“What makes these statistics particularly discouraging is that more employers than ever are using automation technologies to strengthen and streamline the application process,” Grossman adds. “Recruiters can easily handle increased volumes of applications and better manage the administrative side of the process. Automated communications can be triggered at various disposition stages. The fact that more than a third of candidates are still waiting after two months to hear about their application status seems like a major—and fixable—issue.”

He is concerned about the most recent data in this area and foresees U.S. employers faltering even more in the coming months.

“We’re hearing that larger employers with significant high-volume hiring are experiencing an increase in applicant volume. And, for some, that’s causing a bottleneck declination delay in responding to those applicants not qualified, even with the available recruiting automation many employers have,” he points out.

Therefore, it’s not just important for employers to have automation tools in place. Most do. Communication and feedback strategies and processes are vital to making it work the way it should. As another example, about 40% of the employers that ask for job candidate feedback only do so after those candidates are hired. That’s great, but candidate feedback can be gathered throughout the process—including from those you don’t hire—which can give you valuable data while also curtailing candidate resentment.

You also need to look at the big picture—what type of transparency and communication are candidates expecting? For instance, about half of all job seekers expect to be able to easily find content related to company values when researching jobs.

“With that in mind, employers should be asking some very serious questions,” Grossman tells SHRM. “Are your values clearly showcased in your job descriptions, careers site and other employment marketing materials? Are you telling candidates how the work they’ll do ties directly to your values?
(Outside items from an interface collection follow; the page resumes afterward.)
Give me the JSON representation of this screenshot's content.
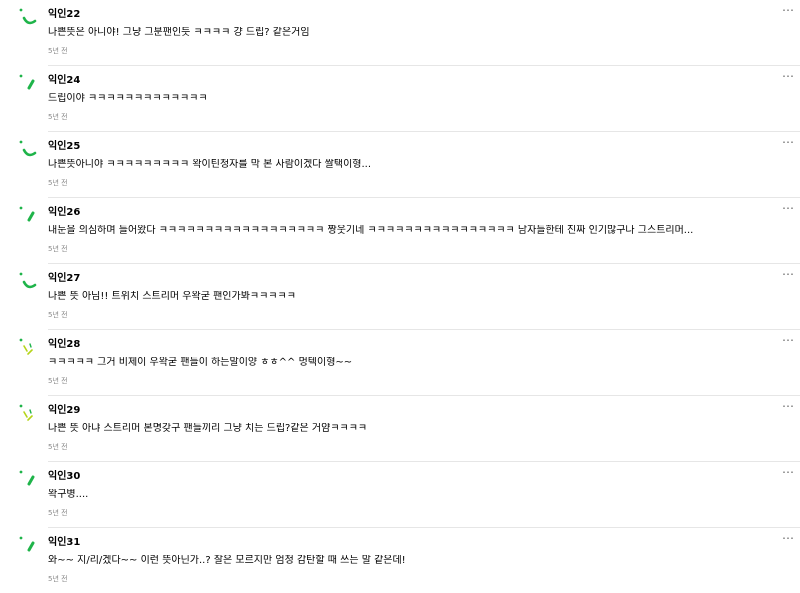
{
  "comments": [
    {
      "nickname": "익인22",
      "text": "나쁜뜻은 아니야! 그냥 그분팬인듯 ㅋㅋㅋㅋ 걍 드립? 같은거임",
      "time": "5년 전",
      "avatar": "green-swoosh"
    },
    {
      "nickname": "익인24",
      "text": "드립이야 ㅋㅋㅋㅋㅋㅋㅋㅋㅋㅋㅋㅋㅋ",
      "time": "5년 전",
      "avatar": "green-slash"
    },
    {
      "nickname": "익인25",
      "text": "나쁜뜻아니야 ㅋㅋㅋㅋㅋㅋㅋㅋㅋ 왁이틴청자를 막 본 사람이겠다 쌀택이형...",
      "time": "5년 전",
      "avatar": "green-swoosh"
    },
    {
      "nickname": "익인26",
      "text": "내눈을 의심하며 들어왔다 ㅋㅋㅋㅋㅋㅋㅋㅋㅋㅋㅋㅋㅋㅋㅋㅋㅋㅋ 짱웃기네 ㅋㅋㅋㅋㅋㅋㅋㅋㅋㅋㅋㅋㅋㅋㅋㅋ 남자들한테 진짜 인기많구나 그스트리머...",
      "time": "5년 전",
      "avatar": "green-slash"
    },
    {
      "nickname": "익인27",
      "text": "나쁜 뜻 아님!! 트위치 스트리머 우왁굳 팬인가봐ㅋㅋㅋㅋㅋ",
      "time": "5년 전",
      "avatar": "green-swoosh"
    },
    {
      "nickname": "익인28",
      "text": "ㅋㅋㅋㅋㅋ 그거 비제이 우왁굳 팬들이 하는말이양 ㅎㅎ^^ 멍텍이형~~",
      "time": "5년 전",
      "avatar": "lime-sparkle"
    },
    {
      "nickname": "익인29",
      "text": "나쁜 뜻 아냐 스트리머 본명갖구 팬들끼리 그냥 치는 드립?같은 거얌ㅋㅋㅋㅋ",
      "time": "5년 전",
      "avatar": "lime-sparkle"
    },
    {
      "nickname": "익인30",
      "text": "왁구병....",
      "time": "5년 전",
      "avatar": "green-slash"
    },
    {
      "nickname": "익인31",
      "text": "와~~ 지/리/겠다~~ 이런 뜻아닌가..? 잘은 모르지만 엄청 감탄할 때 쓰는 말 같은데!",
      "time": "5년 전",
      "avatar": "green-slash"
    }
  ],
  "more_icon": "⋯",
  "colors": {
    "green": "#1fb44a",
    "lime": "#b5d419",
    "time": "#8a8a8a",
    "divider": "#e6e6e6"
  }
}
Are you sharing real-life stories of your values in action in your business, your workplace and your communities?”

 With such mixed news from the September 2023 survey, there are definite opportunities for employers to improve candidate satisfaction instead of generating candidate resentment.

“I’ve been there myself as a job candidate, and what I can assure employers is that, in many cases, you can redeem yourself. A poor recruiting experience leading to candidate resentment can be due to just one person or incident but, more often, it’s a process or culture issue,” says The HT Group’s Director of Sales Craig Patterson. “Recruiting experts can help you take full advantage of the recruiting resources and tools available today to ensure your communication hits the mark and your stock rises with candidates.”